── Extracted data ──

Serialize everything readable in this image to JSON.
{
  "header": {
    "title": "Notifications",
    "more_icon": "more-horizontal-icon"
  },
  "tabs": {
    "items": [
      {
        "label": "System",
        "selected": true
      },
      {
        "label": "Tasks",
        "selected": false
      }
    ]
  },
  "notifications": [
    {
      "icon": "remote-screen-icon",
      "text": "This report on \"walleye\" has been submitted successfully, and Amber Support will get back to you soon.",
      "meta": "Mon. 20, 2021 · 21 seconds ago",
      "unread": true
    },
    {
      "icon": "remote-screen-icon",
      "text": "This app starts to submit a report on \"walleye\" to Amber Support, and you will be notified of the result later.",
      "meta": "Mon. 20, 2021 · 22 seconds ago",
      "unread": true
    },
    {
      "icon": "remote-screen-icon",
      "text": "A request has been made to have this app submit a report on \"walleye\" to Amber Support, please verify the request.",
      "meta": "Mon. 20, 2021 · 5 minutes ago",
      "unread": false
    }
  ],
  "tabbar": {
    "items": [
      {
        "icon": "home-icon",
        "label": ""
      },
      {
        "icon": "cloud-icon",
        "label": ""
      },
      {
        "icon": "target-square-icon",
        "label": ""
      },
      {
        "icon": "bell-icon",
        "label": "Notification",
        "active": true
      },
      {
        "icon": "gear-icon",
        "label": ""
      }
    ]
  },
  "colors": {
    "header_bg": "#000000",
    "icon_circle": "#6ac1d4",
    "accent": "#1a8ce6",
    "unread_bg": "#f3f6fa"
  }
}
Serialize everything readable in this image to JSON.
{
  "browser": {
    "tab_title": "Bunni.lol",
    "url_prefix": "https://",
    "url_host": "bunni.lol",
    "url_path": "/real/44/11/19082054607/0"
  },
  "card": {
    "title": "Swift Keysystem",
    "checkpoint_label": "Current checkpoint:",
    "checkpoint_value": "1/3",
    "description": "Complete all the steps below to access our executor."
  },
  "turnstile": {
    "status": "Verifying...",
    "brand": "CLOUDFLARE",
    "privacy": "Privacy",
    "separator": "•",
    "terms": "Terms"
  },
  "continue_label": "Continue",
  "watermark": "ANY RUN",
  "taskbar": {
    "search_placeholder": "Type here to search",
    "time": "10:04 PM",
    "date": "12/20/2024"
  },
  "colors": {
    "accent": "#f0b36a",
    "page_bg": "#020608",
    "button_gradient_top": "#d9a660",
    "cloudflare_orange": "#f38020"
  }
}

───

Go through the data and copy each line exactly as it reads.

» **Task solution**
Serialize everything readable in this image to JSON.
{
  "header": {
    "title": "Notifications",
    "more_icon": "more-horizontal-icon"
  },
  "tabs": {
    "items": [
      {
        "label": "System",
        "selected": true
      },
      {
        "label": "Tasks",
        "selected": false
      }
    ]
  },
  "notifications": [
    {
      "icon": "remote-screen-icon",
      "text": "This report on \"walleye\" has been submitted successfully, and Amber Support will get back to you soon.",
      "meta": "Mon. 20, 2021 · 21 seconds ago",
      "unread": true
    },
    {
      "icon": "remote-screen-icon",
      "text": "This app starts to submit a report on \"walleye\" to Amber Support, and you will be notified of the result later.",
      "meta": "Mon. 20, 2021 · 22 seconds ago",
      "unread": true
    },
    {
      "icon": "remote-screen-icon",
      "text": "A request has been made to have this app submit a report on \"walleye\" to Amber Support, please verify the request.",
      "meta": "Mon. 20, 2021 · 5 minutes ago",
      "unread": false
    }
  ],
  "tabbar": {
    "items": [
      {
        "icon": "home-icon",
        "label": ""
      },
      {
        "icon": "cloud-icon",
        "label": ""
      },
      {
        "icon": "target-square-icon",
        "label": ""
      },
      {
        "icon": "bell-icon",
        "label": "Notification",
        "active": true
      },
      {
        "icon": "gear-icon",
        "label": ""
      }
    ]
  },
  "colors": {
    "header_bg": "#000000",
    "icon_circle": "#6ac1d4",
    "accent": "#1a8ce6",
    "unread_bg": "#f3f6fa"
  }
}
Serialize everything readable in this image to JSON.
{
  "browser": {
    "tab_title": "Bunni.lol",
    "url_prefix": "https://",
    "url_host": "bunni.lol",
    "url_path": "/real/44/11/19082054607/0"
  },
  "card": {
    "title": "Swift Keysystem",
    "checkpoint_label": "Current checkpoint:",
    "checkpoint_value": "1/3",
    "description": "Complete all the steps below to access our executor."
  },
  "turnstile": {
    "status": "Verifying...",
    "brand": "CLOUDFLARE",
    "privacy": "Privacy",
    "separator": "•",
    "terms": "Terms"
  },
  "continue_label": "Continue",
  "watermark": "ANY RUN",
  "taskbar": {
    "search_placeholder": "Type here to search",
    "time": "10:04 PM",
    "date": "12/20/2024"
  },
  "colors": {
    "accent": "#f0b36a",
    "page_bg": "#020608",
    "button_gradient_top": "#d9a660",
    "cloudflare_orange": "#f38020"
  }
}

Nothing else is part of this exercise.